How can wellbeing distinguish and set a company apart and open new talent opportunities?

Creating an inclusive and supportive culture can help employees thrive and feel supported. For example, the working parent was one of the most impacted cohort groups this past year due to disruption in childcare and e-learning for school-aged kids. See the below graphic from Great Place to Work’s Annual Study of the Best Workplaces for Parents™ 2020 for company differentiator highlights.

How can employers continue to support and help their employees?

Increased awareness and support for the mental health of our workforce is a clear focal point for employers coming out of the pandemic. A study from Ginger showed 63% of workers said their employers could be doing more to support their mental health during COVID-19.9 The below graphic highlights areas where employees are looking for help and support from their employers.

What resources or offerings does Aon provide to employers interested in expanding their health and wellbeing efforts?

Aon defines wellbeing as a people and performance approach that is a balance of having the appropriate resources, opportunities, and commitment needed to achieve optimal health, resilience and performance for the individual, organization, and community. Improving individual and organizational wellbeing has a direct impact on business outcomes – but it requires a strategy, not just a variety of initiatives. Aon helps our clients develop, operationalize and measure the impact of their wellbeing strategy to maximize workforce health and evaluate the impact of behavior change on the business results that really matter.

During the discovery process, Aon conducts data analysis to establish a baseline and identify opportunities for improvement for each client. Aon’s flagship discovery solutions is Integrated Analytics Intelligence (IAI), which was recognized by Business Insurance in 2020 with an Innovation Award. IAI focuses on delivering complex population health, wellbeing and business analytics to organizations. The IAI approach integrates a broad range of individually identifiable data sources to create a dynamic assessment of the health, risk and absence experience, and understand the interconnectedness across multiple business variables.

Following the discovery process, Aon assists clients in the development, delivery and evaluation of their wellbeing strategy. One size does not fit all, so we offer a variety of packaged and custom wellbeing consulting solutions to meet the needs of every client based on their objectives and budget.

To learn more about how Wellbeing fits within Aon’s overall health survey findings and benchmarks, please consult our New Better Health Survey Results.

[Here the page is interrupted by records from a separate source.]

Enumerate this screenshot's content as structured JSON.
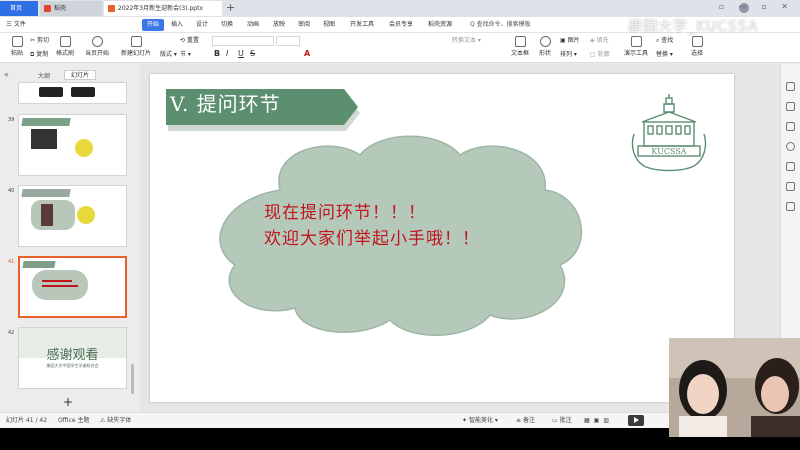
{
  "tabs": {
    "home": "首页",
    "shell": "稻壳",
    "document": "2022年3月新生迎新会(3).pptx",
    "add": "+"
  },
  "watermark_name": "康园大学_KUCSSA",
  "menu": {
    "file": "三 文件",
    "items": [
      "开始",
      "插入",
      "设计",
      "切换",
      "动画",
      "放映",
      "审阅",
      "视图",
      "开发工具",
      "会员专享",
      "稻壳资源"
    ],
    "search": "Q 查找命令、搜索模板"
  },
  "ribbon": {
    "paste": "粘贴",
    "cut": "剪切",
    "copy": "复制",
    "format_painter": "格式刷",
    "from_start": "当页开始",
    "new_slide": "新建幻灯片",
    "layout": "版式",
    "section": "节",
    "reset": "重置",
    "bold": "B",
    "italic": "I",
    "underline": "U",
    "strike": "S",
    "font_color": "A",
    "convert_text": "转换文本",
    "text_box": "文本框",
    "shape": "形状",
    "arrange": "排列",
    "picture": "图片",
    "fill": "填充",
    "outline": "轮廓",
    "find": "查找",
    "replace": "替换",
    "presentation_tools": "演示工具",
    "select": "选择"
  },
  "left_panel": {
    "outline_tab": "大纲",
    "slides_tab": "幻灯片",
    "slide_numbers": [
      "39",
      "40",
      "41",
      "42"
    ],
    "thumb_42_title": "感谢观看",
    "thumb_42_sub": "康园大学中国学生学者联合会",
    "add": "+"
  },
  "slide": {
    "title": "V. 提问环节",
    "line1": "现在提问环节！！！",
    "line2": "欢迎大家们举起小手哦！！",
    "logo_text": "KUCSSA"
  },
  "status": {
    "slide_count": "幻灯片 41 / 42",
    "theme": "Office 主题",
    "missing_font": "缺失字体",
    "beautify": "智能美化",
    "notes": "备注",
    "comments": "批注"
  },
  "colors": {
    "accent_blue": "#3b78e7",
    "banner_green": "#5b8f70",
    "cloud_fill": "#b5c9bb",
    "text_red": "#c0141c",
    "thumb_selected": "#e8602c"
  }
}
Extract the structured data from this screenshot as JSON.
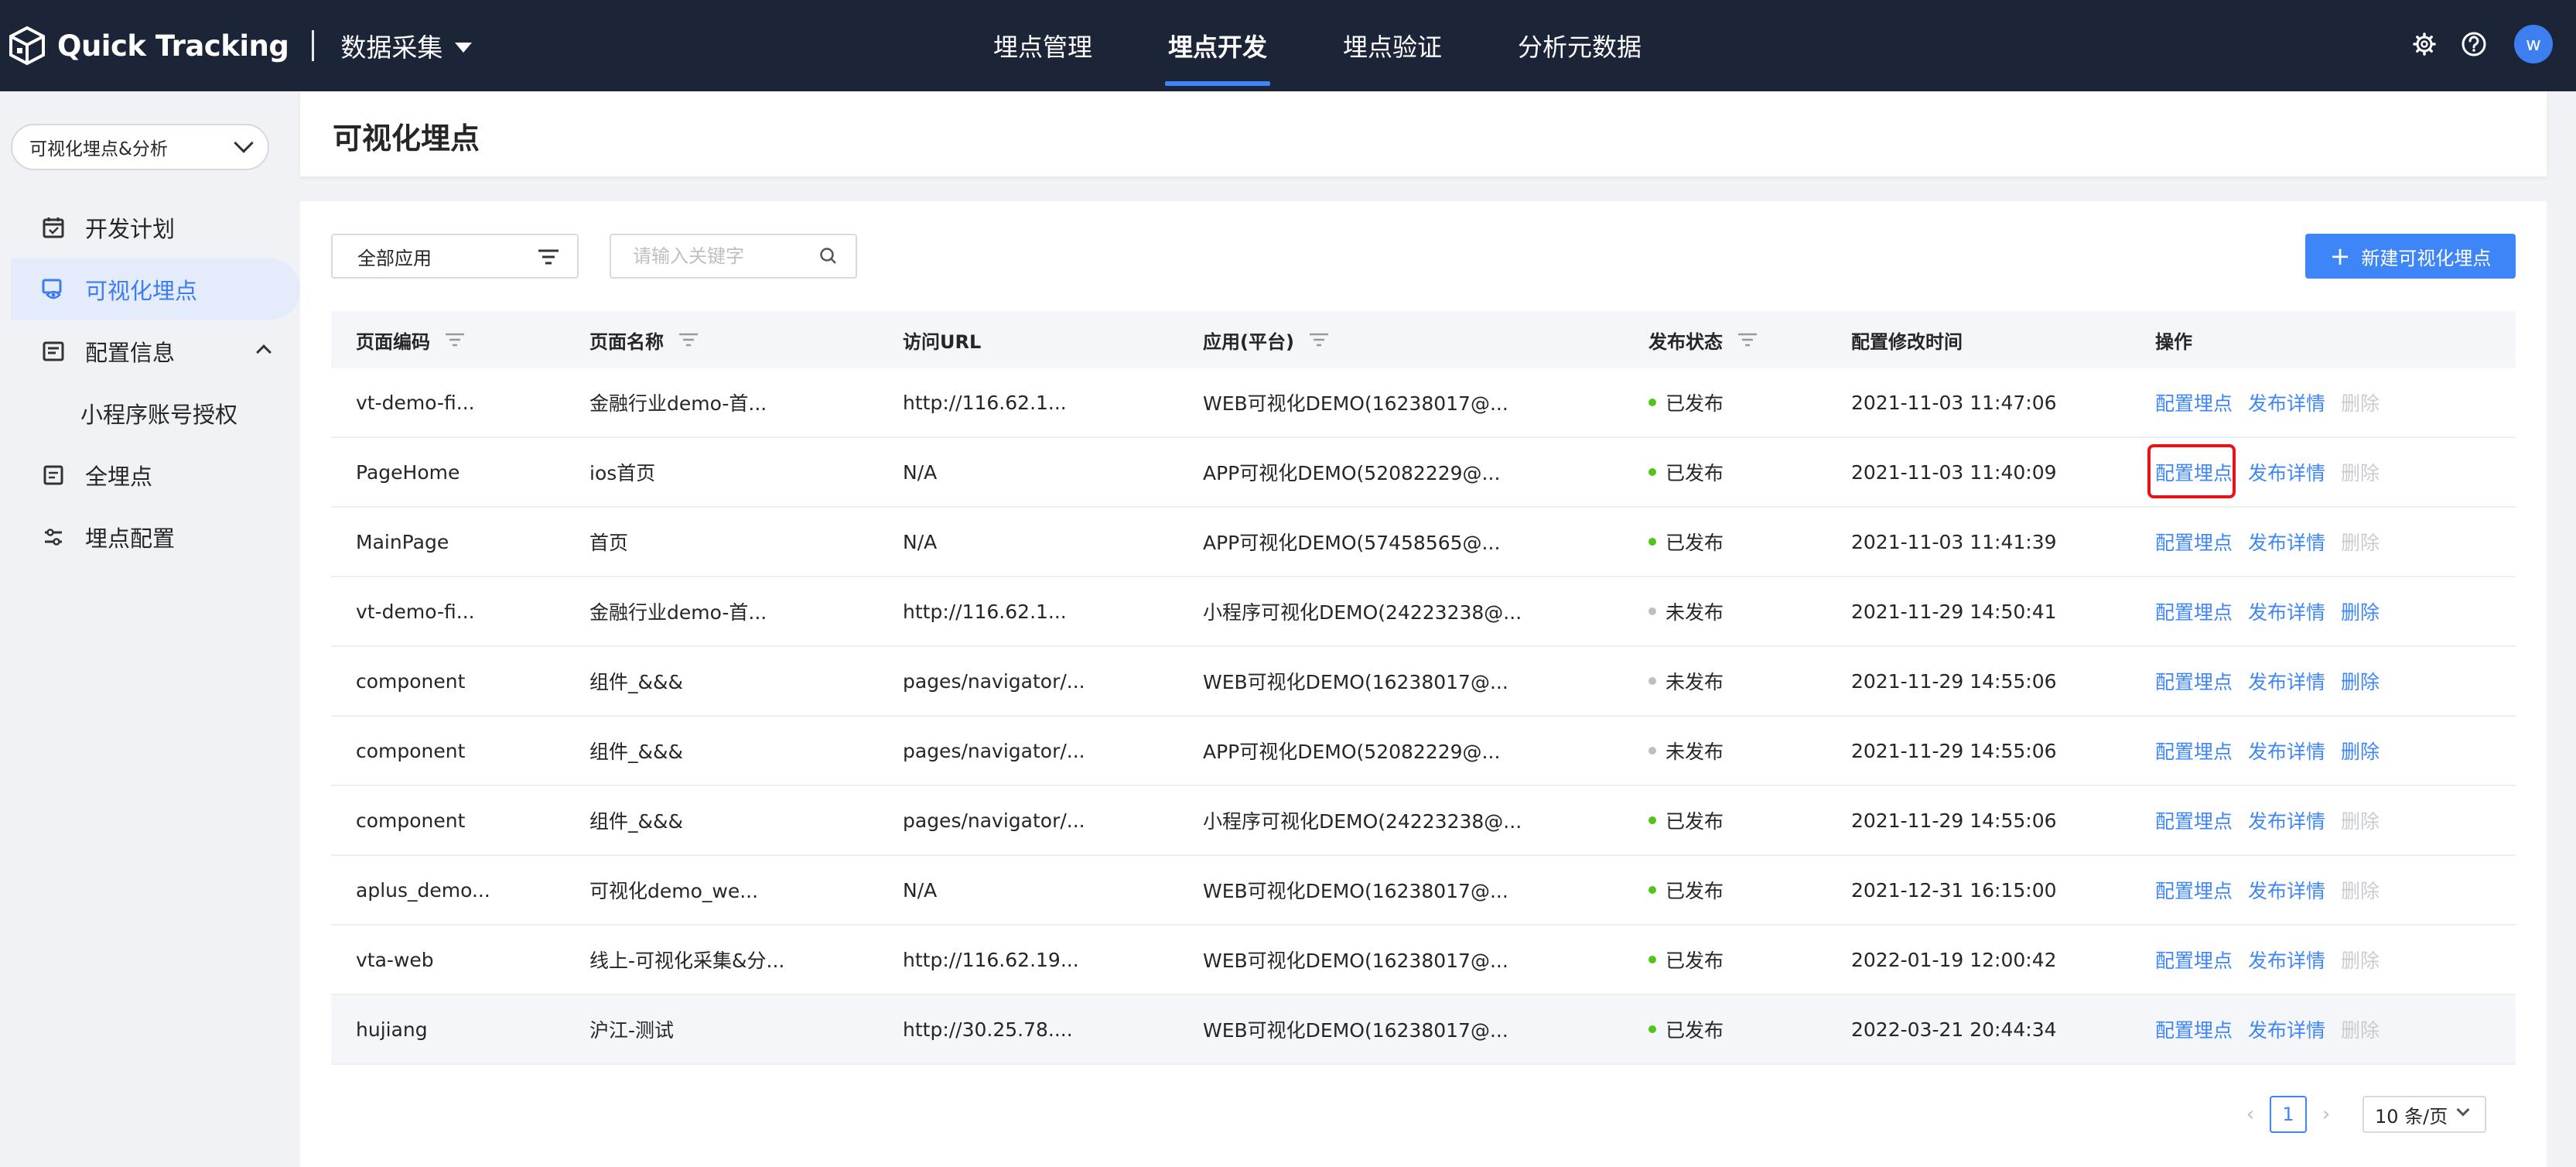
{
  "brand": {
    "name": "Quick Tracking",
    "module": "数据采集"
  },
  "nav": [
    "埋点管理",
    "埋点开发",
    "埋点验证",
    "分析元数据"
  ],
  "nav_active_index": 1,
  "user": {
    "avatar_letter": "w"
  },
  "sidebar": {
    "project": "可视化埋点&分析",
    "items": [
      {
        "label": "开发计划",
        "icon": "calendar-icon"
      },
      {
        "label": "可视化埋点",
        "icon": "eye-icon",
        "active": true
      },
      {
        "label": "配置信息",
        "icon": "config-icon",
        "expanded": true
      },
      {
        "label": "小程序账号授权",
        "sub": true
      },
      {
        "label": "全埋点",
        "icon": "list-icon"
      },
      {
        "label": "埋点配置",
        "icon": "sliders-icon"
      }
    ]
  },
  "page": {
    "title": "可视化埋点"
  },
  "toolbar": {
    "filter_value": "全部应用",
    "search_placeholder": "请输入关键字",
    "new_button": "新建可视化埋点"
  },
  "table": {
    "columns": [
      "页面编码",
      "页面名称",
      "访问URL",
      "应用(平台)",
      "发布状态",
      "配置修改时间",
      "操作"
    ],
    "actions": {
      "config": "配置埋点",
      "detail": "发布详情",
      "delete": "删除"
    },
    "rows": [
      {
        "code": "vt-demo-fi...",
        "name": "金融行业demo-首...",
        "url": "http://116.62.1...",
        "app": "WEB可视化DEMO(16238017@...",
        "status": "已发布",
        "time": "2021-11-03 11:47:06",
        "delete_enabled": false
      },
      {
        "code": "PageHome",
        "name": "ios首页",
        "url": "N/A",
        "app": "APP可视化DEMO(52082229@...",
        "status": "已发布",
        "time": "2021-11-03 11:40:09",
        "delete_enabled": false,
        "highlight": "4"
      },
      {
        "code": "MainPage",
        "name": "首页",
        "url": "N/A",
        "app": "APP可视化DEMO(57458565@...",
        "status": "已发布",
        "time": "2021-11-03 11:41:39",
        "delete_enabled": false
      },
      {
        "code": "vt-demo-fi...",
        "name": "金融行业demo-首...",
        "url": "http://116.62.1...",
        "app": "小程序可视化DEMO(24223238@...",
        "status": "未发布",
        "time": "2021-11-29 14:50:41",
        "delete_enabled": true
      },
      {
        "code": "component",
        "name": "组件_&&&",
        "url": "pages/navigator/...",
        "app": "WEB可视化DEMO(16238017@...",
        "status": "未发布",
        "time": "2021-11-29 14:55:06",
        "delete_enabled": true
      },
      {
        "code": "component",
        "name": "组件_&&&",
        "url": "pages/navigator/...",
        "app": "APP可视化DEMO(52082229@...",
        "status": "未发布",
        "time": "2021-11-29 14:55:06",
        "delete_enabled": true
      },
      {
        "code": "component",
        "name": "组件_&&&",
        "url": "pages/navigator/...",
        "app": "小程序可视化DEMO(24223238@...",
        "status": "已发布",
        "time": "2021-11-29 14:55:06",
        "delete_enabled": false
      },
      {
        "code": "aplus_demo...",
        "name": "可视化demo_we...",
        "url": "N/A",
        "app": "WEB可视化DEMO(16238017@...",
        "status": "已发布",
        "time": "2021-12-31 16:15:00",
        "delete_enabled": false
      },
      {
        "code": "vta-web",
        "name": "线上-可视化采集&分...",
        "url": "http://116.62.19...",
        "app": "WEB可视化DEMO(16238017@...",
        "status": "已发布",
        "time": "2022-01-19 12:00:42",
        "delete_enabled": false
      },
      {
        "code": "hujiang",
        "name": "沪江-测试",
        "url": "http://30.25.78....",
        "app": "WEB可视化DEMO(16238017@...",
        "status": "已发布",
        "time": "2022-03-21 20:44:34",
        "delete_enabled": false,
        "hover": true
      }
    ]
  },
  "pagination": {
    "current_page": "1",
    "page_size": "10 条/页"
  },
  "colors": {
    "accent": "#3e86f7",
    "published": "#52c41a",
    "unpublished": "#bfbfbf",
    "topbar": "#1c2438",
    "annotation": "#e8121b"
  }
}
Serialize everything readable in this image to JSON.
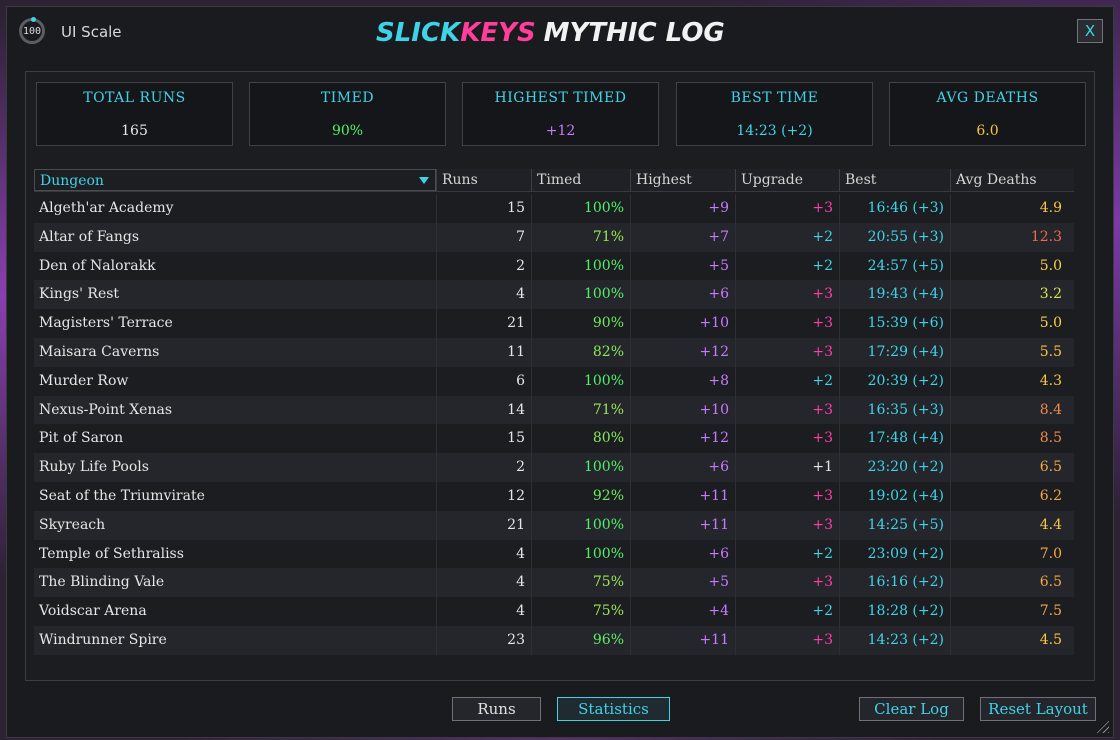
{
  "app": {
    "title_part1": "SLICK",
    "title_part2": "KEYS",
    "title_part3": "MYTHIC LOG",
    "close_label": "X"
  },
  "ui_scale": {
    "value": "100",
    "label": "UI Scale"
  },
  "stats": [
    {
      "label": "TOTAL RUNS",
      "value": "165",
      "color": "#e6e6e6"
    },
    {
      "label": "TIMED",
      "value": "90%",
      "color": "#52f06a"
    },
    {
      "label": "HIGHEST TIMED",
      "value": "+12",
      "color": "#c57bff"
    },
    {
      "label": "BEST TIME",
      "value": "14:23 (+2)",
      "color": "#3fd3e8"
    },
    {
      "label": "AVG DEATHS",
      "value": "6.0",
      "color": "#f5c542"
    }
  ],
  "table": {
    "columns": [
      "Dungeon",
      "Runs",
      "Timed",
      "Highest",
      "Upgrade",
      "Best",
      "Avg Deaths"
    ],
    "rows": [
      {
        "name": "Algeth'ar Academy",
        "runs": "15",
        "timed": "100%",
        "timed_color": "#52f06a",
        "highest": "+9",
        "upgrade": "+3",
        "upgrade_color": "#ff3da8",
        "best": "16:46 (+3)",
        "avg": "4.9",
        "avg_color": "#f5c542"
      },
      {
        "name": "Altar of Fangs",
        "runs": "7",
        "timed": "71%",
        "timed_color": "#9be657",
        "highest": "+7",
        "upgrade": "+2",
        "upgrade_color": "#3fd3e8",
        "best": "20:55 (+3)",
        "avg": "12.3",
        "avg_color": "#f06a4a"
      },
      {
        "name": "Den of Nalorakk",
        "runs": "2",
        "timed": "100%",
        "timed_color": "#52f06a",
        "highest": "+5",
        "upgrade": "+2",
        "upgrade_color": "#3fd3e8",
        "best": "24:57 (+5)",
        "avg": "5.0",
        "avg_color": "#f5d442"
      },
      {
        "name": "Kings' Rest",
        "runs": "4",
        "timed": "100%",
        "timed_color": "#52f06a",
        "highest": "+6",
        "upgrade": "+3",
        "upgrade_color": "#ff3da8",
        "best": "19:43 (+4)",
        "avg": "3.2",
        "avg_color": "#d7e64a"
      },
      {
        "name": "Magisters' Terrace",
        "runs": "21",
        "timed": "90%",
        "timed_color": "#6fea5e",
        "highest": "+10",
        "upgrade": "+3",
        "upgrade_color": "#ff3da8",
        "best": "15:39 (+6)",
        "avg": "5.0",
        "avg_color": "#f5d442"
      },
      {
        "name": "Maisara Caverns",
        "runs": "11",
        "timed": "82%",
        "timed_color": "#86e85a",
        "highest": "+12",
        "upgrade": "+3",
        "upgrade_color": "#ff3da8",
        "best": "17:29 (+4)",
        "avg": "5.5",
        "avg_color": "#f5c542"
      },
      {
        "name": "Murder Row",
        "runs": "6",
        "timed": "100%",
        "timed_color": "#52f06a",
        "highest": "+8",
        "upgrade": "+2",
        "upgrade_color": "#3fd3e8",
        "best": "20:39 (+2)",
        "avg": "4.3",
        "avg_color": "#f5c542"
      },
      {
        "name": "Nexus-Point Xenas",
        "runs": "14",
        "timed": "71%",
        "timed_color": "#9be657",
        "highest": "+10",
        "upgrade": "+3",
        "upgrade_color": "#ff3da8",
        "best": "16:35 (+3)",
        "avg": "8.4",
        "avg_color": "#f08a4a"
      },
      {
        "name": "Pit of Saron",
        "runs": "15",
        "timed": "80%",
        "timed_color": "#86e85a",
        "highest": "+12",
        "upgrade": "+3",
        "upgrade_color": "#ff3da8",
        "best": "17:48 (+4)",
        "avg": "8.5",
        "avg_color": "#f08a4a"
      },
      {
        "name": "Ruby Life Pools",
        "runs": "2",
        "timed": "100%",
        "timed_color": "#52f06a",
        "highest": "+6",
        "upgrade": "+1",
        "upgrade_color": "#e6e6e6",
        "best": "23:20 (+2)",
        "avg": "6.5",
        "avg_color": "#f5a742"
      },
      {
        "name": "Seat of the Triumvirate",
        "runs": "12",
        "timed": "92%",
        "timed_color": "#6fea5e",
        "highest": "+11",
        "upgrade": "+3",
        "upgrade_color": "#ff3da8",
        "best": "19:02 (+4)",
        "avg": "6.2",
        "avg_color": "#f5a742"
      },
      {
        "name": "Skyreach",
        "runs": "21",
        "timed": "100%",
        "timed_color": "#52f06a",
        "highest": "+11",
        "upgrade": "+3",
        "upgrade_color": "#ff3da8",
        "best": "14:25 (+5)",
        "avg": "4.4",
        "avg_color": "#f5c542"
      },
      {
        "name": "Temple of Sethraliss",
        "runs": "4",
        "timed": "100%",
        "timed_color": "#52f06a",
        "highest": "+6",
        "upgrade": "+2",
        "upgrade_color": "#3fd3e8",
        "best": "23:09 (+2)",
        "avg": "7.0",
        "avg_color": "#f5a742"
      },
      {
        "name": "The Blinding Vale",
        "runs": "4",
        "timed": "75%",
        "timed_color": "#9be657",
        "highest": "+5",
        "upgrade": "+3",
        "upgrade_color": "#ff3da8",
        "best": "16:16 (+2)",
        "avg": "6.5",
        "avg_color": "#f5a742"
      },
      {
        "name": "Voidscar Arena",
        "runs": "4",
        "timed": "75%",
        "timed_color": "#9be657",
        "highest": "+4",
        "upgrade": "+2",
        "upgrade_color": "#3fd3e8",
        "best": "18:28 (+2)",
        "avg": "7.5",
        "avg_color": "#f5a742"
      },
      {
        "name": "Windrunner Spire",
        "runs": "23",
        "timed": "96%",
        "timed_color": "#5eee64",
        "highest": "+11",
        "upgrade": "+3",
        "upgrade_color": "#ff3da8",
        "best": "14:23 (+2)",
        "avg": "4.5",
        "avg_color": "#f5c542"
      }
    ]
  },
  "buttons": {
    "runs": "Runs",
    "statistics": "Statistics",
    "clear_log": "Clear Log",
    "reset_layout": "Reset Layout"
  }
}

Sources: 1. Harter, J. K., Schmidt, F. L., & Keyes, C. L. M. (2003). Well-being in the workplace and its relationship to business outcomes: A review of the Gallup studies. In C. L. M. Keyes & J. Haidt (Eds.), Flourishing: Positive psychology and the life well-lived (p. 205–224). 2. Deloitte Global Human Capital Trends survey, 2020; 3. Ann Intern Med. Published online August 12, 2020; 4.; 5.; 6. American Worker in Crisis: A Survey Report on Mental Health in Unprecedented Times; 7. American Psychological Association Stress in America™ 2020; 8. Great Place to Work’s Annual Study of the Best Workplaces for Parents™ 2020; 9. Ginger 2020 Workforce Attitudes Toward Mental Health Research COVID-19 Addendum 10.; 11. Lyra 2021 Workplace Mental Health Trends Forecast; 12.  Women in the Workplace, conducted by McKinsey & Company and; 13. Aon’s 2021 Global Wellbeing Survey; 14.; 15.; 16. Great Place to Work’s Annual Study of the Best Workplaces for Parents™ 2020; 17. Harris Poll survey of 2,000 U.S. adults on behalf of National Endowment for Financial Education®, April 2020